Typically they ask how she will manage if she has to work past 4 P.M. “My answer is simple: My daughter has a father, I have a large family and obviously I’ll manage when necessary, because I’d taken all of these issues into consideration when I applied for the job. But it doesn’t help, employers are worried.”
Hodaya Oren’s resume lists a degree in human resources, an advanced degree in law and 13 years’ experience in the public sector, most notably at the Prime Minister’s Office. But Oren, 30 and married to a career IDF officer, has two young children – 4-year-old Noam and 14-month-old Amit – and has been at home since her youngest was born.
At age 17, she started working in the PMO as part of her civilian national service and continued there in human resources without ever getting a tenured position. “I completed two degrees and had two children, the salary was high and the work was interesting, but as a temporary employee my job could not be extended under the law, and I couldn’t stay,” she says.
With no choice, she chose to stay home after her second maternity leave, and then began working on what she calls “the most difficult project of my life.”
“Over the last year I’ve gone out to find that it’s not easy to find a good job with a decent salary for a woman who has a great deal of experience and two degrees, who also happens to be a mother with two children in day-care until 4:45.”
Her husband is a captain in the Engineering Corps and often gets home late. “On paper, his work day is over at 5:30 P.M., but that doesn’t actually happen, so he doesn’t really help,” she says. “In this situation, my chances of finding a job that lets me pick up the kids on time are small.”
One possible solution is to hire a sitter to pick up the children, but Oren says that even if she finds work she doubts she will be able to afford one. “I apply to so many jobs and not only are the conditions difficult – split work days twice a week, even for people who live far away – but the salary is also insulting. In the best case, they’re offering 5,500 shekels ($1,440) per month.
“I applied for a position with a hospital. I went through all the processes of looking into national service and got to the last stage of the application process at the hospital.

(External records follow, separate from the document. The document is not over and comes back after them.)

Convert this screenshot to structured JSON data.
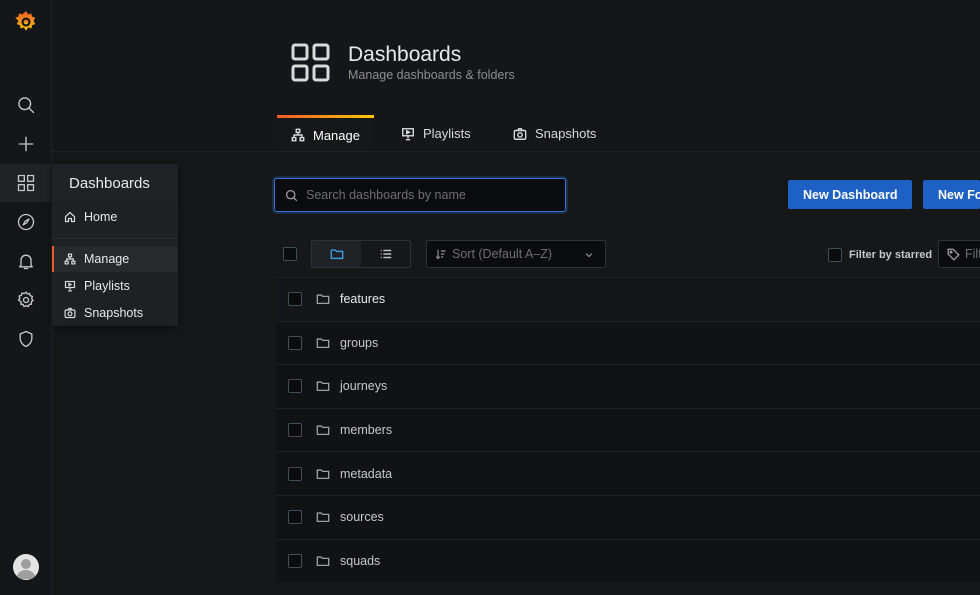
{
  "colors": {
    "accent": "#1f60c4",
    "brand_orange": "#f05a28",
    "focus_blue": "#3274d9"
  },
  "sidebar": {
    "icons": [
      "grafana-logo-icon",
      "search-icon",
      "plus-icon",
      "dashboards-icon",
      "explore-compass-icon",
      "alerting-bell-icon",
      "configuration-gear-icon",
      "shield-icon",
      "user-avatar"
    ]
  },
  "flyout": {
    "title": "Dashboards",
    "items": [
      {
        "label": "Home",
        "icon": "home-icon"
      },
      {
        "label": "Manage",
        "icon": "sitemap-icon"
      },
      {
        "label": "Playlists",
        "icon": "presentation-icon"
      },
      {
        "label": "Snapshots",
        "icon": "camera-icon"
      }
    ]
  },
  "header": {
    "title": "Dashboards",
    "subtitle": "Manage dashboards & folders"
  },
  "tabs": [
    {
      "label": "Manage",
      "icon": "sitemap-icon",
      "active": true
    },
    {
      "label": "Playlists",
      "icon": "presentation-icon",
      "active": false
    },
    {
      "label": "Snapshots",
      "icon": "camera-icon",
      "active": false
    }
  ],
  "search": {
    "placeholder": "Search dashboards by name"
  },
  "actions": {
    "new_dashboard": "New Dashboard",
    "new_folder": "New Fo"
  },
  "toolbar": {
    "sort_placeholder": "Sort (Default A–Z)",
    "filter_starred_label": "Filter by starred",
    "tag_filter_placeholder": "Filt"
  },
  "folders": [
    "features",
    "groups",
    "journeys",
    "members",
    "metadata",
    "sources",
    "squads"
  ]
}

As far as I could tell they were impressed, and in the end they told me that, ‘all is well and good, but we’re talking about minimum wage.’ Minimum wage? You apply, go through a six-month process only to find out during the last stage that the salary they’re offering is so low, at a workplace so far away from home. We spend 6,000 shekels a month on day-care alone.”